Title : Exploring a Chromatic Oblique Effect.
Descriptive Note : Master's thesis,
Corporate Author : NAVAL POSTGRADUATE SCHOOL MONTEREY CA
Personal Author(s) : Curran, Paul G.
PDF Url : ADA334009
Report Date : SEP 1997
Pagination or Media Count : 104
Abstract : For centuries, military forces have used camouflage to obscure potential targets from the enemy. Because the eye is fairly adept at picking out edges, colors, and bright areas, camouflage is often used to degrade these qualities from human detection.
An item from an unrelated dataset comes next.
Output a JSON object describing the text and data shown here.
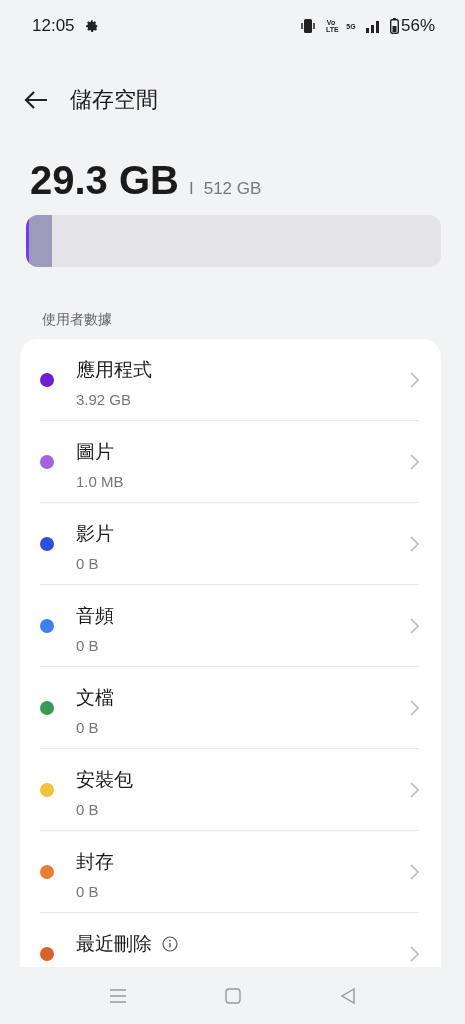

The purpose of this thesis was to investigate the role of certain spatial, temporal, and chromatic features on the human visual system and how these features may aid the quest for better camouflage. Methods: Test patterns were spatio-temporal raised cosines of varying orientation (horizontal or vertical and oblique), spatial frequency (1, 3, and 7 cpd), and modulated at 2.0 Hz. Color contrast thresholds were determined from 16 different red-green color mixture ratios. This methodology eliminates the problems with luminance artifacts and the need to determine exact equiluminance. Results: The data formed an ellipse with the half-length measuring color ldiscrimination and the half-width measuring brightness discrimination. A maximum likelihood method was used to fit the data. Three of the four subjects showed a 3 cpd chromatic oblique effect, while the 1 and 7 cpd achromatic and chromatic oblique effect was inconsistent across subjects. Conclusions: While real-world objects are more complex than laboratory stimuli, knowledge of spatial and chromatic qualities that inhibit detection will aid the quest for better camouflage.
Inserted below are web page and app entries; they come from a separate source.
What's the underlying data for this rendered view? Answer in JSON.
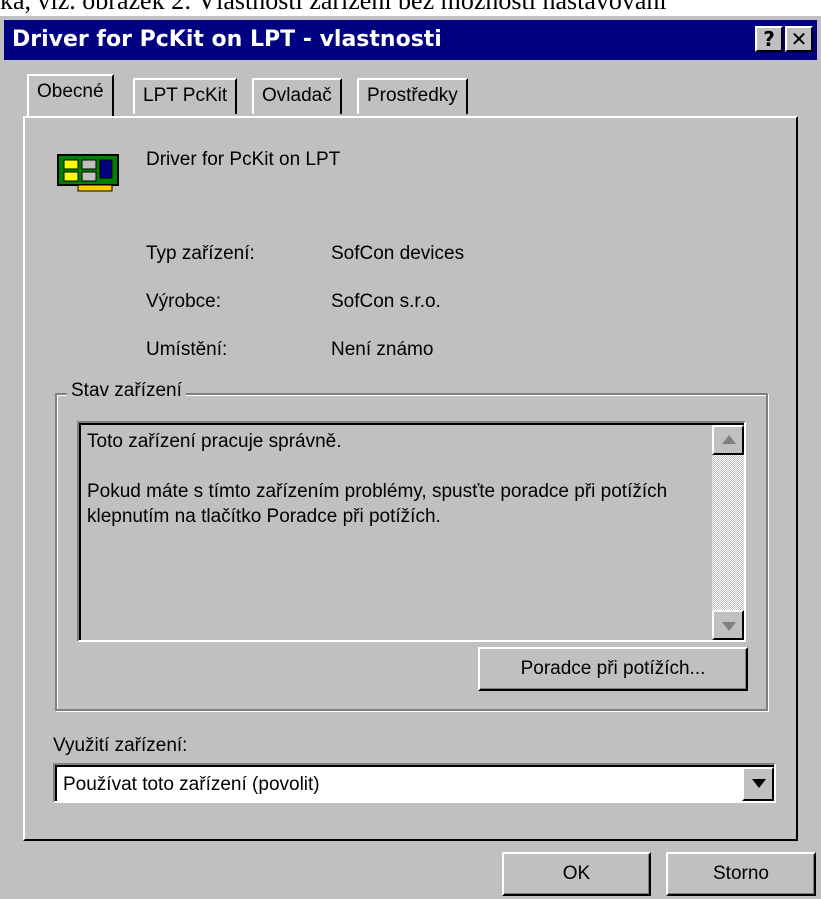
{
  "document_caption": "ka, viz. obrázek 2: Vlastnosti zařízení bez možnosti nastavování",
  "window": {
    "title": "Driver for PcKit on LPT - vlastnosti",
    "help_button": "?",
    "close_button": "✕"
  },
  "tabs": [
    {
      "label": "Obecné",
      "active": true
    },
    {
      "label": "LPT PcKit",
      "active": false
    },
    {
      "label": "Ovladač",
      "active": false
    },
    {
      "label": "Prostředky",
      "active": false
    }
  ],
  "general": {
    "device_name": "Driver for PcKit on LPT",
    "device_icon": "pci-card-icon",
    "properties": [
      {
        "label": "Typ zařízení:",
        "value": "SofCon devices"
      },
      {
        "label": "Výrobce:",
        "value": "SofCon s.r.o."
      },
      {
        "label": "Umístění:",
        "value": "Není známo"
      }
    ]
  },
  "status": {
    "group_title": "Stav zařízení",
    "line1": "Toto zařízení pracuje správně.",
    "line2": "Pokud máte s tímto zařízením problémy, spusťte poradce při potížích klepnutím na tlačítko Poradce při potížích.",
    "troubleshoot_button": "Poradce při potížích..."
  },
  "usage": {
    "label": "Využití zařízení:",
    "selected": "Používat toto zařízení (povolit)"
  },
  "footer": {
    "ok": "OK",
    "cancel": "Storno"
  },
  "colors": {
    "title_bar": "#000080",
    "face": "#c0c0c0",
    "field": "#ffffff"
  }
}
Descriptors : *CAMOUFLAGE, *COLORS, *LUMINANCE, SPATIAL DISTRIBUTION, MEASUREMENT, DETECTION, MAXIMUM LIKELIHOOD ESTIMATION, TEST METHODS, THESES, BRIGHTNESS, PATTERNS, VISION, STIMULI, ARTIFACTS, CHROMATICITY.
Subject Categories : Optical Countermeasures
Distribution Statement : APPROVED FOR PUBLIC RELEASE